The Prime Minister of Latvia Aigar Kalvitis claimed: "The construction of a gas pipeline across the Baltic sea planned by Russia and Germany may threaten the security of this region; moreover, the project is based on political rather than economic reasons." Almost at the same time, the Foreign Minister of Latvia Artis Pabriks declared: "Large-scale energy projects like that are to
involve all the EC countries, while this is actually a particularly Russian-German project. "
The representatives of Lithuania and Finland behaved most calmly. Prime Minister of Lithuania Algirdas Brazauskas said that the contract on the North-European gas pipeline was the affair of only Russia and Germany. - At the joint press conference with the Finnish colleague Matti Vanhanen in Helsinki, he said "No matter how Poland or Latvia object, two large states, Russia and Germany, have concluded an agreement, which is to be abided."
First, Ukraine did not express any opinion concerning the NEGP agreement (Ukrainian political crisis was so acute that they could not pay attention to gas), but on September 10, the Head of the Naftogas of Ukraine, Aleksei Ivchenko said that the NEGP does not present any danger for Ukrainian interests.
Ivchenko's confidence is based on the fact that with the growth of gas consumption in Europe by 50 billion cmpy, NEGP with its design capacity of 27.5 billion cubic meters would hardly be able to enfeeble the transit role of Ukraine in the European direction. The more so, as the Project cannot be implemented sooner than after five to seven years.
However, the design capacity of the NEGP equal to 55 billion cubic metres (due to construction of the second string) announced by А. Miller does not fit into this plan: in view of the determination of the concern to retain its 25 percent share of European gas in the market, this may imply a business loss for a transit country, most likely, for Ukraine. Obviously, no decrease in the load of the Yamal - Europe or Blue Flow pipelines is planned by Gazprom, which is a principal shareholder or, in the Belorussian section, the only owner of these gas pipelines. Even if the second string of the NEGP is
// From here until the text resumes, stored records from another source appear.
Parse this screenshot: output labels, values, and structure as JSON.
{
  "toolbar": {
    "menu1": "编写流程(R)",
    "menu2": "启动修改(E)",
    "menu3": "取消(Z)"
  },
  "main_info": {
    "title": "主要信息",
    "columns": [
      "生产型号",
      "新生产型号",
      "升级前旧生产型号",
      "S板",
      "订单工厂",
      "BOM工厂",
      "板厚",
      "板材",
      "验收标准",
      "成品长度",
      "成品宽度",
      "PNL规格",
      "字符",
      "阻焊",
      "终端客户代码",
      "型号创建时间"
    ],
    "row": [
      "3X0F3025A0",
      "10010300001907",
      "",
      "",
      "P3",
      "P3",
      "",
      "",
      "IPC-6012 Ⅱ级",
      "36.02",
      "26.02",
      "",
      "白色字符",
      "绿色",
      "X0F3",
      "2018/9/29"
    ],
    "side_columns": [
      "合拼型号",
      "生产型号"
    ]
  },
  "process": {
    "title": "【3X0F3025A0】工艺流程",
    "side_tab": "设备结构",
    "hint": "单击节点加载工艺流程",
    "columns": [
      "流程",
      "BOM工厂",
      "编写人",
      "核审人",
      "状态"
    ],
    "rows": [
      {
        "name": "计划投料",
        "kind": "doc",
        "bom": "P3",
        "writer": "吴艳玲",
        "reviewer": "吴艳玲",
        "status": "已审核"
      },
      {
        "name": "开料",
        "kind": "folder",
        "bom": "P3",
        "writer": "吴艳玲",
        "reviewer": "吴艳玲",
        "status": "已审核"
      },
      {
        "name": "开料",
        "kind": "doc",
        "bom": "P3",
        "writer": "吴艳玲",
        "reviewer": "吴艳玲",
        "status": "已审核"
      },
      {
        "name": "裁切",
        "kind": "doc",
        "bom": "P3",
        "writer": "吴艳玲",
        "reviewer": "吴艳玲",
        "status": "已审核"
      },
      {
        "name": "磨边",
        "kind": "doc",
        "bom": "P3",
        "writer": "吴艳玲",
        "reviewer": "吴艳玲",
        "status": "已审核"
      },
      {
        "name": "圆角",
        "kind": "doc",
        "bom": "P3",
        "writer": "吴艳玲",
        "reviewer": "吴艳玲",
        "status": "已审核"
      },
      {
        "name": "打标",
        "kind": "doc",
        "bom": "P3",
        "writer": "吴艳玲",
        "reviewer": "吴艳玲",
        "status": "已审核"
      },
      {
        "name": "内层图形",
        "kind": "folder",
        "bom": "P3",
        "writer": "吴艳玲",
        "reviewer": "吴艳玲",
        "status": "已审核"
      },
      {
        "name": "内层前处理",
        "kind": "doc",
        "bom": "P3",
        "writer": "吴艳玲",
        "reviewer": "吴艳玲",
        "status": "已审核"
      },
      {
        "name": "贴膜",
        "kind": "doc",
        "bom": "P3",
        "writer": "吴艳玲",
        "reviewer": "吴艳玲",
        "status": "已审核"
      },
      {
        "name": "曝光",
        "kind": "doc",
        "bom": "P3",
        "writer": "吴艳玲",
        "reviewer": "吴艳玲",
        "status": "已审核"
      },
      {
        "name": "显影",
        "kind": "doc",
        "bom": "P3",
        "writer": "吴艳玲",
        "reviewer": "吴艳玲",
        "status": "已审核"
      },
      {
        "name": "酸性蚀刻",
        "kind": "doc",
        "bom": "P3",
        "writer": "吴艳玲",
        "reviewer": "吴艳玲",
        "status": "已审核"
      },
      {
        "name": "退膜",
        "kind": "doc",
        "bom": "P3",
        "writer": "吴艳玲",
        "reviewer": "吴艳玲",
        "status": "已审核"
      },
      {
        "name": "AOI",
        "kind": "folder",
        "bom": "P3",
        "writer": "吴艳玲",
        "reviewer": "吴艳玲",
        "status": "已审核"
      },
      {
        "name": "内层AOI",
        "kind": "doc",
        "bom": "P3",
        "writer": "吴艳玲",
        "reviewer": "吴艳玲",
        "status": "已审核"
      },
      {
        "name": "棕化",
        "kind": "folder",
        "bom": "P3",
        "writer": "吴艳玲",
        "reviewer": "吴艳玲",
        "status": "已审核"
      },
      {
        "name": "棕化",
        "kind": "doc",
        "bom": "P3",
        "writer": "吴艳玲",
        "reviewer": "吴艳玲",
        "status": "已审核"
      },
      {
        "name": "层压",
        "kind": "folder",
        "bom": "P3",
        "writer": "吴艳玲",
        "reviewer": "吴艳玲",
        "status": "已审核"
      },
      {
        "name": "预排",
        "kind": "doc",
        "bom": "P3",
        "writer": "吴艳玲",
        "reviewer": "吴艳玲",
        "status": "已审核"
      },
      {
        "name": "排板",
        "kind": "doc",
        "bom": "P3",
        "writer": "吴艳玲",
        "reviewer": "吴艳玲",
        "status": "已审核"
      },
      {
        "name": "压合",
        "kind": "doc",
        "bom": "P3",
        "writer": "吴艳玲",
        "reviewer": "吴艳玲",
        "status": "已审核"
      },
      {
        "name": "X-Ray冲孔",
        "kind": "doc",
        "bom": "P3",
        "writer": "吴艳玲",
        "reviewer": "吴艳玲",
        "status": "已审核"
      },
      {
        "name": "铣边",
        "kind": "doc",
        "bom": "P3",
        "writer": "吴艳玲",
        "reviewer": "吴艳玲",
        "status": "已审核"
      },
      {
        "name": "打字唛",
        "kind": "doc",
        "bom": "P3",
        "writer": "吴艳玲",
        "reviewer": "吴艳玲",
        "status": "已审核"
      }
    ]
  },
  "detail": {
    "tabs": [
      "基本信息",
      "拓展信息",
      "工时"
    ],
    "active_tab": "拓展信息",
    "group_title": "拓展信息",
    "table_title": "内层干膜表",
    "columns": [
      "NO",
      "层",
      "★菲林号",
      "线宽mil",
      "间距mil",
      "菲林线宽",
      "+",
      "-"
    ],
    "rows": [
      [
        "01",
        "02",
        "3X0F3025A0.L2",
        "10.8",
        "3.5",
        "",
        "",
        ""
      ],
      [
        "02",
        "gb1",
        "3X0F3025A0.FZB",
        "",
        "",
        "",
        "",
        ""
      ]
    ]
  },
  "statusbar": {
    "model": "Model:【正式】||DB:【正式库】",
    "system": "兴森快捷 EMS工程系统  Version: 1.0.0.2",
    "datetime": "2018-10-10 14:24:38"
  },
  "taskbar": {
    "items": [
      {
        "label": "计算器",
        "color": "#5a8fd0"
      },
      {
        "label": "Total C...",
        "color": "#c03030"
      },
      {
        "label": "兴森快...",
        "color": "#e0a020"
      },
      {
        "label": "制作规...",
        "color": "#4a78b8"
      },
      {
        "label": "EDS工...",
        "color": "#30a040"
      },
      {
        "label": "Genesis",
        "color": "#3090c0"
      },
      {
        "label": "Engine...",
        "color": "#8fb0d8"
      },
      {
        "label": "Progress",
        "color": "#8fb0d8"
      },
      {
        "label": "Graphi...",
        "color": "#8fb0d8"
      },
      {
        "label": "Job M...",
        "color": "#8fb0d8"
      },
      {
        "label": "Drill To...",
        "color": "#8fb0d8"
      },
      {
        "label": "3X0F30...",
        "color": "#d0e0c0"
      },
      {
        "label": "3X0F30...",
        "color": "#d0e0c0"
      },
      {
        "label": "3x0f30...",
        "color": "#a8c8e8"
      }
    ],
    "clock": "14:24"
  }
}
constructed in ten years, the Naftogas of Ukraine may lose a quarter of its transit fees.
* * *
Alexandr Kwasniewski has hotheadedly called the North-European gas pipeline "a bad project". One can hardly agree with this opinion. The level and, what is more important, the geopolitical significance of the NEGP are beyond the "bad - good" binary scale. The projects of this sort always leave choice. The Kremlin has chosen the "Baltic pipe" construction and immediately caused a political storm in Europe.
The total failure of the appeals of the "offended" transit countries to Brussels demonstrated once again that the political situation in some countries that convey oil and gas from Russia to Western Europe is unstable; the Ukrainian events also confirm this statement. In view of the growing instability in the world energy markets, it becomes quite clear that in the opinion of European leaders, Russia as a proven partner is preferred over the fast-ripening democracies of the "new Europe".
When considering the NEGP project, one should take into account one more highly important circumstance, which influences the formation of a new agenda of the world community. Russia has made the most serious claim for the role of Energy Superpower No. 1. This concerns all countries that possess substantial oil and gas reserves. Their role in the world economy and international relations grows to such an extent that the earlier definitions of a Great Power and evaluation of the relative weights of particular countries seem to call for revision.
Опубликовано на Порталусе 06 ноября 2022 года
Ваше мнение ?